Transformative scenario planning to help shape Scotland’s future?
We suggest transformative scenario planning could be a key methodology within Citizens’ Assemblies. The field of transformative scenario planning1 acknowledges the need for those with and without power in a system to be given equal voice in future building, to create new framings which can solve intractable problems. High quality design and facilitation are essential to successful Citizens’ Assemblies – and futures techniques can help to enhance these further.
The Assembly will need to create plausible stories about the worlds which might come to pass given different economic, social, regulatory and other changes, which could come to Scotland as a result of Brexit and of becoming independent or staying within the Union.
The benefit of this method is that the groups which exist with very polarised views can be brought to the table, without having to compromise their commitment to the solution they want to see. All they are asked to agree upon is what the range of futures could look like and who the winners and losers might be. The process is not about picking a favourite, but the process itself brings new understanding and empathy between different people and groups.
Scenario planning would bring together the citizens who make up the Assembly with other representatives of Scotland’s ecosystem, such as businesses, civil society groups and others, in a way which reduces the likelihood of the future narratives of the most powerful in society being the ones that are most privileged. Like other deliberative methods such as public dialogue or citizens’ juries, it draws in experts to inform the materials presented – indeed, Assembly members could be involved in selecting the experts they want to hear from, as has already happened in some citizens’ juries. At the heart of the practice, however, is shared discussion of what could happen, rather than what we want to happen. This means everyone has equal voice and makes it more likely that innovative solutions will be proposed.
Technology’s time has come
Technology also holds out huge opportunities for the Assembly, making it easier for people to understand and participate in, and potentially more fun. While running the Assembly online wouldn’t be a recommended approach, technology could be used to enhance and widen the Assembly’s deliberations in a number of ways, such as by making mass predictions about Scotland’s future by collecting citizens’ opinions on the potential likelihood and impact of future events, or through online testing allowing the Assembly to see how large numbers of Scotland’s citizens respond to different ideas they generate. Done properly, this could give the participants of the Citizen’s Assembly unprecedented live insights into different futures and how citizens respond to different ideas generated by the Assembly.

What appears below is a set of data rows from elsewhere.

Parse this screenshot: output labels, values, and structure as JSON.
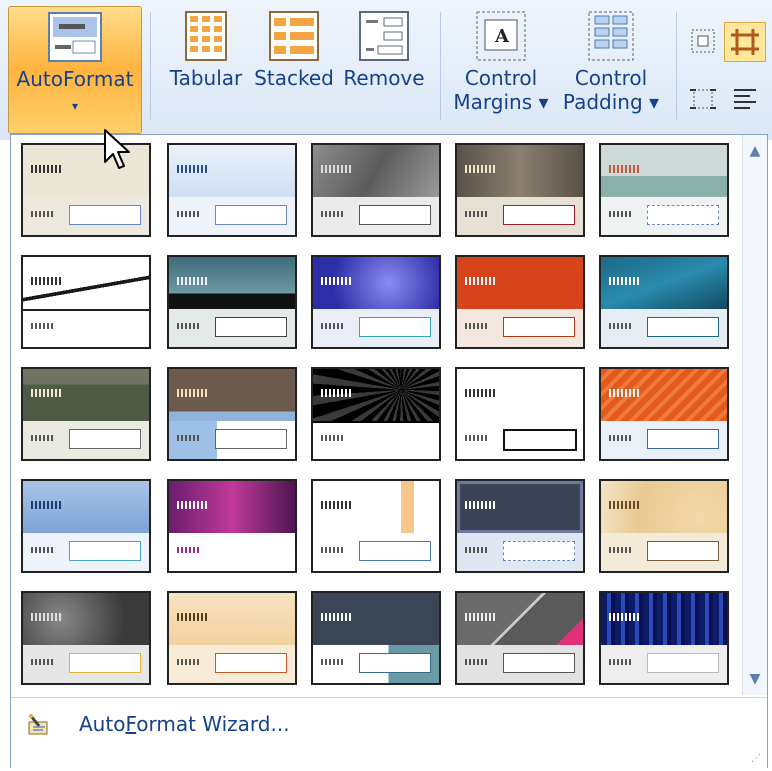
{
  "ribbon": {
    "autoformat_label": "AutoFormat",
    "autoformat_arrow": "▾",
    "tabular_label": "Tabular",
    "stacked_label": "Stacked",
    "remove_label": "Remove",
    "control_margins_line1": "Control",
    "control_margins_line2": "Margins ▾",
    "control_padding_line1": "Control",
    "control_padding_line2": "Padding ▾"
  },
  "gallery": {
    "scroll_up": "▲",
    "scroll_down": "▼"
  },
  "footer": {
    "wizard_label_pre": "Auto",
    "wizard_label_u": "F",
    "wizard_label_post": "ormat Wizard...",
    "grip": "⋰"
  },
  "colors": {
    "ribbon_text": "#15428b",
    "accent_orange": "#ffb340"
  }
}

Harnessing existing knowledge around participation and futures
An initial step for those planning the Citizens’ Assembly will be to draw together a range of experts who not only know about public engagement and public policy but who can help shape ‘participatory futures’ methods. For example, Nesta has recently launched a project to define and collate examples of this new discipline. At Ipsos MORI we are increasingly bringing scenario planning approaches into dialogues between citizens and stakeholders, and are often asked to engage the public on futures topics, ranging from smart cities to the future of genomics.
It may be an uncertain time for Scotland’s and the wider UK’s future, but it’s an optimistic time for citizen participation. One challenge for the Citizens’ Assembly should be to use future focused techniques, aided by technology, to convene greater numbers and a greater diversity of citizens, and to engage them in ways which make sure that the voice of each is heard. The challenge for Scotland’s policymakers, in turn, will be to consider and act on the Assembly’s recommendations.
Note 1: Kahane, A. Transformative Scenario Planning: Working Together to Change the Future, Berrett-Koehler, 2012.